Permalink to Comment

13. I hate protein on January 26, 2014 4:19 PM writes...

#8- Strained cyclooctynes? lol

#9- Calling copper "bioorthogonal" is also pretty offensive to some people

Permalink to Comment

14. Christoph on January 27, 2014 4:23 PM writes...

#10 - Synthesis of strained cyclooctenes (TCO, s-TCO) as well as cyclopropene tags is pretty straight forward... Tetrazines might be a bit more tricky, but Zn/Ni catalysis usually gives decent yields

Permalink to Comment

15. Tom Brown on January 29, 2014 4:14 PM writes...

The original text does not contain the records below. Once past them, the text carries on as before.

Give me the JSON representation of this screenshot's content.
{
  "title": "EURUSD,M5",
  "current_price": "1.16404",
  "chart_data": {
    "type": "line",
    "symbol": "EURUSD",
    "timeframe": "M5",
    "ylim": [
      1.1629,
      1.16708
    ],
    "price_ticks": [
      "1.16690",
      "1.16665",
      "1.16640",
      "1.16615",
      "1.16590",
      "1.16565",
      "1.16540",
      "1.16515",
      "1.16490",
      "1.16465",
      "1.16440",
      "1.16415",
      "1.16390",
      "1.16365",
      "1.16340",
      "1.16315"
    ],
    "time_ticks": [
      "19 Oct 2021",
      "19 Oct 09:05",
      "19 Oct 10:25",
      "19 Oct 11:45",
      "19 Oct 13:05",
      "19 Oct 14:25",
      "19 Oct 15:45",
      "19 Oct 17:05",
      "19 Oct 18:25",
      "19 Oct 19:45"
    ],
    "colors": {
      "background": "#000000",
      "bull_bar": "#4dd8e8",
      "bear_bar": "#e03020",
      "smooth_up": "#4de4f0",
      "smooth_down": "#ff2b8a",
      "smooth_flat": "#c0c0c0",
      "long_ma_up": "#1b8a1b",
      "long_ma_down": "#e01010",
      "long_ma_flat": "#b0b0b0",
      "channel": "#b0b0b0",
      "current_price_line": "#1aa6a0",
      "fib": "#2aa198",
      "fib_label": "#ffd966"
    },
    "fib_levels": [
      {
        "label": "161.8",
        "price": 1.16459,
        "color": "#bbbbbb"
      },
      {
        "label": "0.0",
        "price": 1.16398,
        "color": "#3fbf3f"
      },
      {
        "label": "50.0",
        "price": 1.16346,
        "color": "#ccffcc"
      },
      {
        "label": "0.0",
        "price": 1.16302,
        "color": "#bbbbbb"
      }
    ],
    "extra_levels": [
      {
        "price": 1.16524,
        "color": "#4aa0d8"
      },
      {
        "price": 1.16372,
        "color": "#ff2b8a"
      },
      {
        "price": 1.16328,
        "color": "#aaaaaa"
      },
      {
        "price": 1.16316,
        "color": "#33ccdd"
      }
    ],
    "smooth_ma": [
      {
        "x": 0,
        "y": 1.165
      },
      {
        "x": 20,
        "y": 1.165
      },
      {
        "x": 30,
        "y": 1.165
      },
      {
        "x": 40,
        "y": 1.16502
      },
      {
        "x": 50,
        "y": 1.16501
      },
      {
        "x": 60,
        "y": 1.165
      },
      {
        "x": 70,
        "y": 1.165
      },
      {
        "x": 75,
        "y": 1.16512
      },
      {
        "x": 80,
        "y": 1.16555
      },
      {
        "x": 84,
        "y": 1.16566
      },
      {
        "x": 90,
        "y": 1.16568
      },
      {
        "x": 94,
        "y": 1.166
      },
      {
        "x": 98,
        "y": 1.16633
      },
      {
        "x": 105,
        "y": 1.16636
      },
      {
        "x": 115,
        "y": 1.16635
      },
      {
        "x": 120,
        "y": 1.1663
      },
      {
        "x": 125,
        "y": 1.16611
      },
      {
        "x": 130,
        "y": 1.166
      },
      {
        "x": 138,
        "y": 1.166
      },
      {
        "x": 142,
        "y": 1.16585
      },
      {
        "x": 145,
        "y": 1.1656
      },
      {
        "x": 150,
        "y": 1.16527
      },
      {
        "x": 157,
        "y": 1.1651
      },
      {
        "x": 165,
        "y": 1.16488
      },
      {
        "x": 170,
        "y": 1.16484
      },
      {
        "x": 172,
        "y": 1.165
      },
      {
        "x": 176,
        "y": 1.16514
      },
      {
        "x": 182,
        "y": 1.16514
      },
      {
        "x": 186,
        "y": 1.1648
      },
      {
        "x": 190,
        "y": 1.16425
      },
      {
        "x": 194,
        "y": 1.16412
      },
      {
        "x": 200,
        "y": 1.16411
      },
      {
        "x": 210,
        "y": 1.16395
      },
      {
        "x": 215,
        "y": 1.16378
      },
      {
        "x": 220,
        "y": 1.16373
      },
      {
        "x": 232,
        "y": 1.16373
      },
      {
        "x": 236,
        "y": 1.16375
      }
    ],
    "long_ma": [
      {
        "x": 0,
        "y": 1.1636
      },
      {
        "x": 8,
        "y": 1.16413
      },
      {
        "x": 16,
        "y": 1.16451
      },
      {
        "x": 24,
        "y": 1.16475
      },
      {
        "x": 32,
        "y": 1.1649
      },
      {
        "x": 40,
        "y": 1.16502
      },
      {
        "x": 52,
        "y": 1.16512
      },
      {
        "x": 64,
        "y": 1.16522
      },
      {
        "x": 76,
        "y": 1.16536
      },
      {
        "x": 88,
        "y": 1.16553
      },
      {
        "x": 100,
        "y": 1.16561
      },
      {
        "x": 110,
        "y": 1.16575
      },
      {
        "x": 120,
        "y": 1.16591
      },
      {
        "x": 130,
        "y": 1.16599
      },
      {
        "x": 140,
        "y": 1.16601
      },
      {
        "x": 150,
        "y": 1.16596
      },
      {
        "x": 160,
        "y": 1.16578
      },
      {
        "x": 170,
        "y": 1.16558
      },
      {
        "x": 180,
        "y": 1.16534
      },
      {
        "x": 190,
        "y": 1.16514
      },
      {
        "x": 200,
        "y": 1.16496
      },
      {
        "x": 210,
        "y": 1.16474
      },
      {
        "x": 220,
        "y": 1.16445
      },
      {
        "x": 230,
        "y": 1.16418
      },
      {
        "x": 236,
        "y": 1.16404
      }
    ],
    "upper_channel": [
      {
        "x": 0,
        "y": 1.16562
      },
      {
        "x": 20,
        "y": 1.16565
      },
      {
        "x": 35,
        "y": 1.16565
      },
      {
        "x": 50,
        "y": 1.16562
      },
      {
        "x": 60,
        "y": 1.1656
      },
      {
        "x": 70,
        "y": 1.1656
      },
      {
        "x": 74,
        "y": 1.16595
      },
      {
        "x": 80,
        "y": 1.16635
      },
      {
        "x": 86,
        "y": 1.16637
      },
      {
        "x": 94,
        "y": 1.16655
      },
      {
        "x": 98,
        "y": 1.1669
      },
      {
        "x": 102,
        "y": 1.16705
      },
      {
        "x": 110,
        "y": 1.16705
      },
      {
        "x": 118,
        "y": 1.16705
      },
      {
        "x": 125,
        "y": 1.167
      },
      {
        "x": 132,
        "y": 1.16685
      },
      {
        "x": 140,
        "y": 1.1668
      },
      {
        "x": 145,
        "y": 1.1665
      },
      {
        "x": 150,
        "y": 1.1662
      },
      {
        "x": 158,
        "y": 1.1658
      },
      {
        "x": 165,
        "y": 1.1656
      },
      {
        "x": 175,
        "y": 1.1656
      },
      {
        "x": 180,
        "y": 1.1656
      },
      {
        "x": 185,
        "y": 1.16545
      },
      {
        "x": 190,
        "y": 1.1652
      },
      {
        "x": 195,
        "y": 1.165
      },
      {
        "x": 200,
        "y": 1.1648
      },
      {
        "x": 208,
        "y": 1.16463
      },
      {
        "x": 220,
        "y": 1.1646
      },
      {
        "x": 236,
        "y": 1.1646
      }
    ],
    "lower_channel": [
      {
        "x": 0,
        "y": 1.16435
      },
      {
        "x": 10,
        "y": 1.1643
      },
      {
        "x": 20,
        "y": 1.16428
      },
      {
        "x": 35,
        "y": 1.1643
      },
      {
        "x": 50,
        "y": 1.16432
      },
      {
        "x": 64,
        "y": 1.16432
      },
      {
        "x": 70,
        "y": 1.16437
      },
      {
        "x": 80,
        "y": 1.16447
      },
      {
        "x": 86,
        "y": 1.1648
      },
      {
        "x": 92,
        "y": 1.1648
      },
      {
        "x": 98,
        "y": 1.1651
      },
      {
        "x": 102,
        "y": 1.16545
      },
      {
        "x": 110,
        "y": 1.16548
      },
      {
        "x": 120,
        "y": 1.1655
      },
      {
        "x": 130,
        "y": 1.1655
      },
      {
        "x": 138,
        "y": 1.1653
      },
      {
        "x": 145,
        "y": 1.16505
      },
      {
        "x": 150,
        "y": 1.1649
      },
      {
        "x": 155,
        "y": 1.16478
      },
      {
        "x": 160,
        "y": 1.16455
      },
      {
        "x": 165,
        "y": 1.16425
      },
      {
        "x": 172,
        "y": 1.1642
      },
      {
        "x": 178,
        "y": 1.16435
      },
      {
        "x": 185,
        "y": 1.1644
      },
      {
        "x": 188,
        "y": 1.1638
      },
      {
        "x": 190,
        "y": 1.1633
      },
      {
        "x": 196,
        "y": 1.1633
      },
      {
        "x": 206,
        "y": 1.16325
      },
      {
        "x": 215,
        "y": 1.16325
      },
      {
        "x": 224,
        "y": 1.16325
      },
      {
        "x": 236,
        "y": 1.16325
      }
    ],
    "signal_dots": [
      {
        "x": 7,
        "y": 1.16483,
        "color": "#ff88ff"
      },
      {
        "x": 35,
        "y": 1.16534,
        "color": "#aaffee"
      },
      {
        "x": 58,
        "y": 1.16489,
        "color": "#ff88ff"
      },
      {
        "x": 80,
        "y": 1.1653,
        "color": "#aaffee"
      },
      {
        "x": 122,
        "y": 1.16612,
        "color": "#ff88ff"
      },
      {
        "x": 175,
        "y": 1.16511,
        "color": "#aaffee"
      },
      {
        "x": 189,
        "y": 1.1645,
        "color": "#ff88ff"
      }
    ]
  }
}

Just a few comments on previous posts, we have previously published papers to show that the triazole DNA linkage decribed in the Angew. Chem. paper can be read through by DNA polymerases (including thermostable ones), in linear, PCR and RCA modes, and by T7 RNA polymerase. We have also ligated and crosslinked DNA strands using Diels-Alder chemistry and copper free SPAAC chemistry (cyclooctyne + azide). This includes the assembly of various DNA/gold nanoconstructs. We have used the CuAAC reaction to assemble RNA constructs from smaller RNA strands (hairpin ribozyme), so the most recent publication is the latest in a series of papers going back to 2007.

Permalink to Comment

16. Phillip on February 11, 2014 10:57 AM writes...

@12 Patrick - the abstract landing page seems to suggest that this paper is free to access - don't know if that's been added since it went up, or if it's only for a limited time, but it does seem to be free now.

I know the RSC does this for any RSC papers that are highlighted in Chemistry World - they are made free to read for 6 weeks.

Permalink to Comment

17. prabu on March 28, 2014 5:24 AM writes...

As a substance scientist, I'd be careful about utilizing anything with more than a solitary injury, and it appears to me that the truly fascinating effect might be whether you could trade numerous or even the majority of the phosphorescent linkages in DNA with a manufactured simple.

Permalink to Comment


Remember Me?


Email this entry to:

Your email address:

Message (optional):

The Last Post
The GSK Layoffs Continue, By Proxy
The Move is Nigh
Another Alzheimer's IPO
Cutbacks at C&E News
Sanofi Pays to Get Back Into Oncology
An Irresponsible Statement About Curing Cancer
Oliver Sacks on Turning Back to Chemistry